So which is better PTO or vacation time? The honest answer is that it depends on the organization. For some companies, PTO is definitely the best option, while for others it’s more advantageous to stick with separate sick and vacation time.
Paid time off — or PTO — is a combination of vacation and sick time. If you terminate an employee and he or she has 40 hours of PTO accrued, you must pay it all on separation. So what policy is best? There are a lot of different ways to work this out. Many think PTO is the way to go. PTO is by far the easiest to manage.
The essential difference between the two is that PTO covers any paid time away from work where the employee is not working; in contrast, vacation time refers to paid time off that’s taken for the employee to take a break with or without their family. It’s generally requested (and approved) in advance.
Compared to a traditional time-off policy with multiple categories of hours, such as vacation and sick time, it is easier to use a PTO bank that contains all accrued hours in one place. These policies combine vacation time, sick time and personal time, which reduces your need to offer a reason for your time off.
Tending to see the entire PTO as vacation time, people more often turn up to work while being sick, which affects their coworkers and causes productivity decrease. What’s more, with a single PTO bank policy, the employer can owe an employee a significant amount of money for unused PTO in case of termination – this depends on the law requirements and company’s policies.
Transitioning from a Sick/Vacation plan to a PTO has its complications, but proper planning and communication will ensure its success. On the other hand, due to mandatory paid sick leave laws, many organizations are considering moving away from PTO back to a Sick/Vacation plan. Fifteen states and The District of Columbia require paid sick leave.

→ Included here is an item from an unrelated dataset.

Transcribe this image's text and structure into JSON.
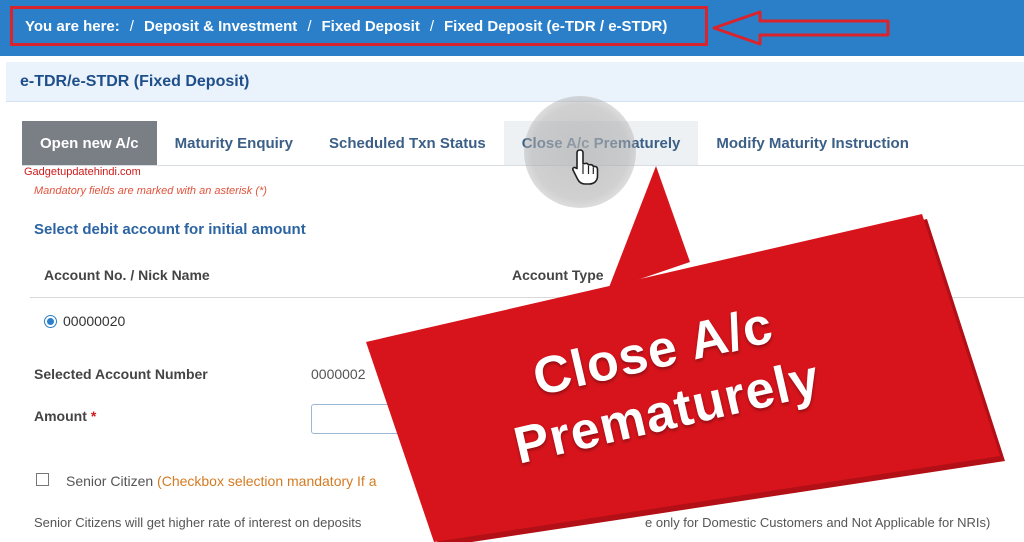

A: Instead of having separate policies for vacation, sick, and other types of leave, many employers offer a single PTO policy under which employees can use accrued time off for any purpose. For example, you may offer 14 days of PTO per year that employees can use for any reason.
If both employees take three weeks of PTO, the manager of the female employee will likely apply a different standard for "reasonable vacation use" than the manager of the male employee, resulting in a substantially heightened risk of a claim of discrimination.
In practice, employees tend to view PTO like vacation days, which means they may take more time off than they would with separate systems. With separate vacation and sick days, often the sick days are left untaken if the employee does not fall ill.